*** DATA SUPPLIED ***

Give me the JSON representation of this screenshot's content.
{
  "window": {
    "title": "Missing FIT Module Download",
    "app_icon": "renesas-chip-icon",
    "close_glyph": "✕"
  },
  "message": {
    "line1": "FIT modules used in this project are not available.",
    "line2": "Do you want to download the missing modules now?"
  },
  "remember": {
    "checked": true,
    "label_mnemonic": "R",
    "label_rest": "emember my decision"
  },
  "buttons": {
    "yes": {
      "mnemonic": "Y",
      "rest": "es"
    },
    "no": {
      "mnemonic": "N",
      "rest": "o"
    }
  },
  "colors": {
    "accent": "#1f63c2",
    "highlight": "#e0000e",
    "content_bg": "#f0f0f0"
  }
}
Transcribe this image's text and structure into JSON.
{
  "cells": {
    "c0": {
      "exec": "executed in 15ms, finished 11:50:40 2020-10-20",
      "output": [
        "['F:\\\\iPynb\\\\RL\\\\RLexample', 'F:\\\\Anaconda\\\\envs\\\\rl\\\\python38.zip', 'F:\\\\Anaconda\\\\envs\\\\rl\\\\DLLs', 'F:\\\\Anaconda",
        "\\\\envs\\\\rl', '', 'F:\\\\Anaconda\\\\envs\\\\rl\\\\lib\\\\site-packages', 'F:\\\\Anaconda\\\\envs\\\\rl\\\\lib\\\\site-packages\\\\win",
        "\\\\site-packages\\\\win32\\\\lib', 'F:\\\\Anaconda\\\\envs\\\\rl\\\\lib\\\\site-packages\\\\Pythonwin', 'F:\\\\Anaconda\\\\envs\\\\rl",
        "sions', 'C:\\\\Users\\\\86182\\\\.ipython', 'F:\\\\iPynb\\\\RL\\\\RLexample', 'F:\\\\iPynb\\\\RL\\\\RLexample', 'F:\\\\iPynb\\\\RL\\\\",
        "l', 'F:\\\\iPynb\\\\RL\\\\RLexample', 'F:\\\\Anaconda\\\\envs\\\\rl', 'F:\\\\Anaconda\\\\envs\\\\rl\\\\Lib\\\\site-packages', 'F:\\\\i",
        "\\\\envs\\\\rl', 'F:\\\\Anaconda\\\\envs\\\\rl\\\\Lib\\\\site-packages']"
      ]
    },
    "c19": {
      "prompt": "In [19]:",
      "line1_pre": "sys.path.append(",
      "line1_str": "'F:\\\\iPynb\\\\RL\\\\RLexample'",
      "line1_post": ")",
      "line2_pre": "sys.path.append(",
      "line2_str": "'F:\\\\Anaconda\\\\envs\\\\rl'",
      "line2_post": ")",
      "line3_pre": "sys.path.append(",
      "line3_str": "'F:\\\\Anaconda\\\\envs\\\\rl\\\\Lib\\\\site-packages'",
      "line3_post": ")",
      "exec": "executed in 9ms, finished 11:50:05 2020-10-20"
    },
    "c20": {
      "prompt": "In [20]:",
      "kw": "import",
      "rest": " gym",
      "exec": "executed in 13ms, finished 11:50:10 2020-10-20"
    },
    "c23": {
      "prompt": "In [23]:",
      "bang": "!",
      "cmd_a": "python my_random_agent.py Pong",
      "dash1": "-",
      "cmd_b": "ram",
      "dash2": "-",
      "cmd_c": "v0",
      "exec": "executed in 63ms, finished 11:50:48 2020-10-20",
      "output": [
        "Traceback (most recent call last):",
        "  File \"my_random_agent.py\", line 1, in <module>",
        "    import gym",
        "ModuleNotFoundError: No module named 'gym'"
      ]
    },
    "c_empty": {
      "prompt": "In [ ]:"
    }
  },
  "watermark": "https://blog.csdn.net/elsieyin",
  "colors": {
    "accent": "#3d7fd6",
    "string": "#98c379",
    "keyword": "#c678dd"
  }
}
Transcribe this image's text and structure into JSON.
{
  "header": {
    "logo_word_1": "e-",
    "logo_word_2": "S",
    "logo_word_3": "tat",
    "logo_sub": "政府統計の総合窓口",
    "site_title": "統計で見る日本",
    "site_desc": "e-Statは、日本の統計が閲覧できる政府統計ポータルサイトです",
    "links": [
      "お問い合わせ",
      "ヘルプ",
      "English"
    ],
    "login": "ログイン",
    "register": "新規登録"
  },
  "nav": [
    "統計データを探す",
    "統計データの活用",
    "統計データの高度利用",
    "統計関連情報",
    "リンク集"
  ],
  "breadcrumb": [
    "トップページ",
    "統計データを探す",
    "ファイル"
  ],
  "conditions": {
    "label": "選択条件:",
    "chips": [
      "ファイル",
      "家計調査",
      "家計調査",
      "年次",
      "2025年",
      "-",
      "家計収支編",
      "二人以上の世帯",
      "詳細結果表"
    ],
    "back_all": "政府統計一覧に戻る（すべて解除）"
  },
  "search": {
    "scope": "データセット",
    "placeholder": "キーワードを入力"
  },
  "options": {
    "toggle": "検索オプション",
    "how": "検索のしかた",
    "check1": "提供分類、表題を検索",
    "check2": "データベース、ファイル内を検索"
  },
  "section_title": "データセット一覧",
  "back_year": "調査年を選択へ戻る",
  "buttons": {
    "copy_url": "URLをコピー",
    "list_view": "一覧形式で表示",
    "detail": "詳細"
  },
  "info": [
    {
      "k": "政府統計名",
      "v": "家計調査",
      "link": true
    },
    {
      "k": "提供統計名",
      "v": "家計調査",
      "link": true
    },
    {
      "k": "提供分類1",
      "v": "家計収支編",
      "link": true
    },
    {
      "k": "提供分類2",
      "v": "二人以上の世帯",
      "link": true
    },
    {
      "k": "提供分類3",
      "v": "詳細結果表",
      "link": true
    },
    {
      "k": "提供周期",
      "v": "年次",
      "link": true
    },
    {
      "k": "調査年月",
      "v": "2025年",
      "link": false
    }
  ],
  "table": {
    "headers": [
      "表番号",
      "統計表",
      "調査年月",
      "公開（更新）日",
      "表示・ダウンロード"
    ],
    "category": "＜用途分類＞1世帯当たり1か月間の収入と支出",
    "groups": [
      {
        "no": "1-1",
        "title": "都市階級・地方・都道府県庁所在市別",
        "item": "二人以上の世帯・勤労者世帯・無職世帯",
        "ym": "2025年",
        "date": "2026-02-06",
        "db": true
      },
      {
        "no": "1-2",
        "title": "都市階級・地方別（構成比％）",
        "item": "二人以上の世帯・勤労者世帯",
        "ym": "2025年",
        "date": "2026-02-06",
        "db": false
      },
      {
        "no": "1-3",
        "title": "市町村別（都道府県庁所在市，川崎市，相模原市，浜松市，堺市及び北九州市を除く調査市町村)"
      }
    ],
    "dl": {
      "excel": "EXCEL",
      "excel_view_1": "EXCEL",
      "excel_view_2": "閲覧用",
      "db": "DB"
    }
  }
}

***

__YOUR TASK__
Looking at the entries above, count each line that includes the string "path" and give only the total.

__ANSWER FOR THIS EXERCISE__
3